      When one gets a new job, one makes industry friends. I wasn’t a social climber because I became friends with the dean of student affairs at my college when I worked there. I am no a social climber for knowing Charles Bolden because my family is military. John and Emily are successful actors, but their entire social network is not just famous people, and they are not social climbers just because a famous director once emailed John.

  2. Ali says:

    I love that story.

  3. Mariko says:

    I have been a huge PTA fan forever and I love this article. It’s really funny because Mark Whalberg never misses an opportunity to put down Boogie Nights. In a movie that arguably made Marky Mark a bonafide actor and not just a underwear model/rapper, he can’t ever miss a chance to share his disdain for the movie. When interviewers ask him if there’s any movies he regrets doing he goes off about Boogie Nights being base or immoral and somehow ties it to him being a good religious man (who also happened to almost kill a kid because of his race.) Maybe this was also a bit of low key shade PTA was throwing thinking about Marky Mark’s rejection of Boogie Nights.

    • Anon33 says:

      Marky mark is a total POS. He would literally have no career at all (maybe touring as the opening act for his big brother?) if not for PTA. Eff that guy.

    • I love that he talks about it being “immoral” and how he has had to “ask god to forgive him” for making it. Has he asked god to forgive him for for his racist past?
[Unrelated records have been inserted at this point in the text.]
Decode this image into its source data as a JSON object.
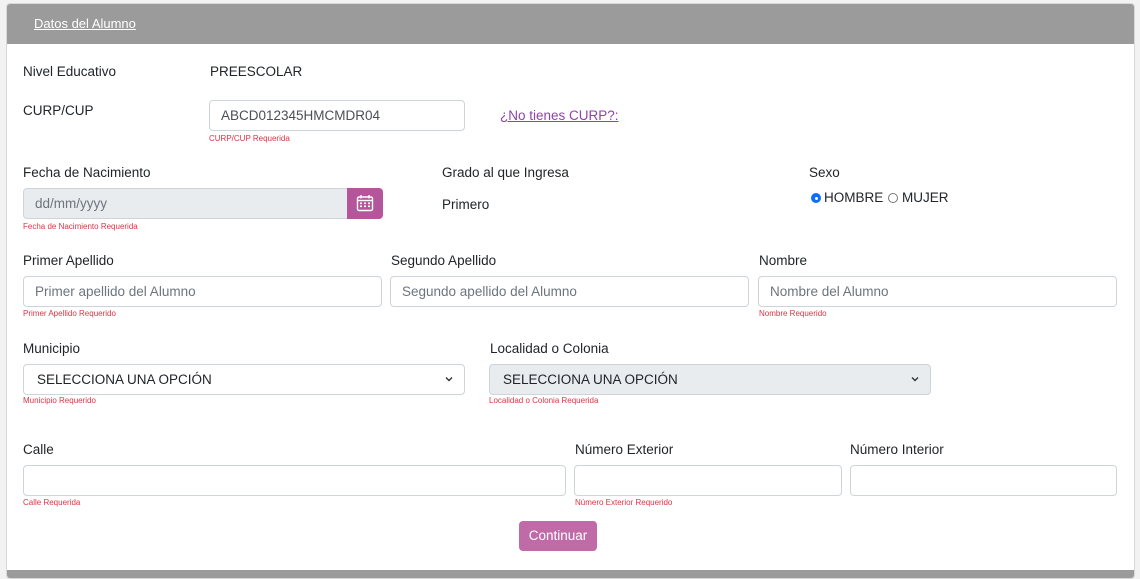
{
  "header": {
    "title": "Datos del Alumno"
  },
  "nivel": {
    "label": "Nivel Educativo",
    "value": "PREESCOLAR"
  },
  "curp": {
    "label": "CURP/CUP",
    "value": "ABCD012345HMCMDR04",
    "error": "CURP/CUP Requerida",
    "link": "¿No tienes CURP?:"
  },
  "fecha": {
    "label": "Fecha de Nacimiento",
    "placeholder": "dd/mm/yyyy",
    "error": "Fecha de Nacimiento Requerida"
  },
  "grado": {
    "label": "Grado al que Ingresa",
    "value": "Primero"
  },
  "sexo": {
    "label": "Sexo",
    "options": [
      {
        "label": "HOMBRE",
        "checked": true
      },
      {
        "label": "MUJER",
        "checked": false
      }
    ]
  },
  "primer_apellido": {
    "label": "Primer Apellido",
    "placeholder": "Primer apellido del Alumno",
    "error": "Primer Apellido Requerido"
  },
  "segundo_apellido": {
    "label": "Segundo Apellido",
    "placeholder": "Segundo apellido del Alumno"
  },
  "nombre": {
    "label": "Nombre",
    "placeholder": "Nombre del Alumno",
    "error": "Nombre Requerido"
  },
  "municipio": {
    "label": "Municipio",
    "selected": "SELECCIONA UNA OPCIÓN",
    "error": "Municipio Requerido"
  },
  "localidad": {
    "label": "Localidad o Colonia",
    "selected": "SELECCIONA UNA OPCIÓN",
    "error": "Localidad o Colonia Requerida"
  },
  "calle": {
    "label": "Calle",
    "value": "",
    "error": "Calle Requerida"
  },
  "num_ext": {
    "label": "Número Exterior",
    "value": "",
    "error": "Número Exterior Requerido"
  },
  "num_int": {
    "label": "Número Interior",
    "value": ""
  },
  "actions": {
    "continue": "Continuar"
  },
  "colors": {
    "header": "#9b9b9b",
    "accent": "#c06aa8",
    "error": "#dc3545",
    "link": "#8e44ad"
  }
}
Has he asked to be forgiven for throwing rocks at 4th grade black girls? For attacking a Vietnamese man and blinding him in one eye? This MF tried to get pardons for his crimes whilst never apologizing to the victims or making amends in ANY WAY whatsoever.Can’t write anymore my blood pressure is going up. Watch boogie nights. Great movie. Don’t support this racist ass with money in any way, please.

  4. Nan says:

    “I was not their intended audience/target/demographic.”

  5. Caseymams says:

    I’m now a fan of PTA as a person!

  6. Tiffany says:

    So, John is bragging about knowing PTA, who in tell told him not to be a douchebag. John, I would not brag about this if I were you.

    • Nikki says:

      Ouch! I don’t think he was bragging at all; he says it blew his mind that PTA talked to him as if they were colleagues, and revealing that story was pointing out what a great guy PTA is, and how he’d taught John an important lesson. I think that shows humilty and gratitude, not bragging.

  7. SamC says:

    PTA and Maya Rudolph are my favorite couple you rarely hear about, or even know are a couple, after Jamie Lee Curtis and Christopher Guest.

  8. Anonymous says:

    Sorry but no. I’m an actor and there are totally shit movies that degrade women, queer folks, are racist etc. and I sure as shit am tired of being told I’m tacky or disrespectful for calling those poor choices into question. It’s another thing if it’s not to your taste, but as someone working in the industry I will say the majority of the people in it will disregard problematic and bad movies as “not my cup of tea” instead of saying the truth. It’s also important for us to keep our art accountable not just within a social justice context, but because our art becomes grossly mediocre if we don’t.

    • Franklymydear... says:

      Hear, hear! I can’t support never saying a movie is bad. How ridiculous. That’s how things devolve into complete crap. I’m a teacher and I am quite hard on other teachers because their bad behavior/policies/teaching reflects back on the entire profession. Bad movies and the people who make them need to be called out for their choices. Guess in our “everyone gets a trophy for participating” age, we’re just supposed to smile, nod and say at least they tried. Ick.